As European Commissioner for Health, Food Safety and Consumers, one of the key tasks of my services is to find the best ways to improve the sustainability of the food chain – with a strong focus on the issues of food waste and food packaging.
These are two very important aspects in the wider context of resource efficiency, the financial crisis, global food security and combating hunger.
Let me highlight some key figures:
An EU funded study published in 2010 estimated that in Europe every year about 89 million tonnes of food are wasted.
Most of this waste (about 61%) could be avoided – and indeed could have been eaten if it had been better managed. For example:
Wasting so much food is unacceptable from an environmental, economic and ethical point of view.
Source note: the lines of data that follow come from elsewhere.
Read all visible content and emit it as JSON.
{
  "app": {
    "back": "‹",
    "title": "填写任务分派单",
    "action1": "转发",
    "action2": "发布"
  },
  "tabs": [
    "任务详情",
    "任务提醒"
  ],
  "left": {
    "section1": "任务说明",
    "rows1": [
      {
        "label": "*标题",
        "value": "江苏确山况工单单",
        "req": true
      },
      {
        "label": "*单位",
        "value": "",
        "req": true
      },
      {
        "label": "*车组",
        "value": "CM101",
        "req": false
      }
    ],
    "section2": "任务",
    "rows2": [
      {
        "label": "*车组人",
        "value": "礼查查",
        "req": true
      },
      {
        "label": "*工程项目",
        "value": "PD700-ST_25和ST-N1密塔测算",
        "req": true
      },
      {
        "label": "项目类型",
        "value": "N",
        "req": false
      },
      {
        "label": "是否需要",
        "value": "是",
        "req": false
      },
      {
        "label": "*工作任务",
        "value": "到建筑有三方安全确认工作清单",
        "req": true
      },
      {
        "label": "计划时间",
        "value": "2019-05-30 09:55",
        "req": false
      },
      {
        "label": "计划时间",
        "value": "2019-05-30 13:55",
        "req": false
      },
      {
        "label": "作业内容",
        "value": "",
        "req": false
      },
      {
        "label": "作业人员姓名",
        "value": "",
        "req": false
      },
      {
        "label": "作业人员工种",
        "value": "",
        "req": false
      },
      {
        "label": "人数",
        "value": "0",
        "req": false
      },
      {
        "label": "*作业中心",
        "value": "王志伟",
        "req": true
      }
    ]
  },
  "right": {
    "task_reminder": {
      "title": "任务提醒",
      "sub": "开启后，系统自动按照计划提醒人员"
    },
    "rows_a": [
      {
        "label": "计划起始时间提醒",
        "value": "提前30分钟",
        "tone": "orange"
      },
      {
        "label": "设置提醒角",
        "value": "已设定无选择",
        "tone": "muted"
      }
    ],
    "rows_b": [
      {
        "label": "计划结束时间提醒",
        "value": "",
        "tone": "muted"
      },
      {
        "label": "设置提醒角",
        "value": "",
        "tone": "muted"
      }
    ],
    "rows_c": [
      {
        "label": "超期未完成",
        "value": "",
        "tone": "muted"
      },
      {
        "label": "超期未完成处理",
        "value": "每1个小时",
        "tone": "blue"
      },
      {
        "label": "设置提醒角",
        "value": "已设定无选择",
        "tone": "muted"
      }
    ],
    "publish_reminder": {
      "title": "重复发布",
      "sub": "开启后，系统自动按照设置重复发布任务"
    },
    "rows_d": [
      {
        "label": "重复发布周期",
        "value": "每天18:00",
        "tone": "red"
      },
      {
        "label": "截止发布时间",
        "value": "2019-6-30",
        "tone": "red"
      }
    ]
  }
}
The same study estimated that without additional prevention policies or activities, food waste in Europe is expected to rise to about 126 million tonnes by 2020.
I need hardly say that action must be taken to halt and reverse this worrying trend!
AND we already can see first steps in the right direction!
SEVEN Member States (and Belgium is included in this group) have recently embraced a range of food waste prevention initiatives:
All these initiatives demonstrate that despite the current relatively low level of awareness, interest in this issue is growing throughout Europe.
However, these prevention activities are mostly small scale and un-connected. We therefore recommended the identification of best practices and the sharing of experiences at EU level.
AND also at European level we are proactive in addressing this important issue! To this end we are working:
On the specific issue of food banks, let me underline that it is worth exploring together the following issues:
For example, consumers need to understand how to interpret information regarding the different terms "use-by" and "best-before" dates, thus enabling them to avoid throwing away food that is still edible.
Minimising food waste is a challenging task that requires the full commitment and co-operation of all actors along the food chain and public authorities to reduce environmental, economic and ethical impacts.
Everyone must be made aware of their responsibility in this regard, and encouraged and mobilised to produce and consume safe and nutritious food, with the minimum of waste.
Let me finish by highlighting the important role that food banks, such as this one, play in food waste prevention and let me congratulate the Brussels Food Bank on its excellent work.
I hope very much it will go from strength to strength in future, as the drive to reduce food waste gathers momentum.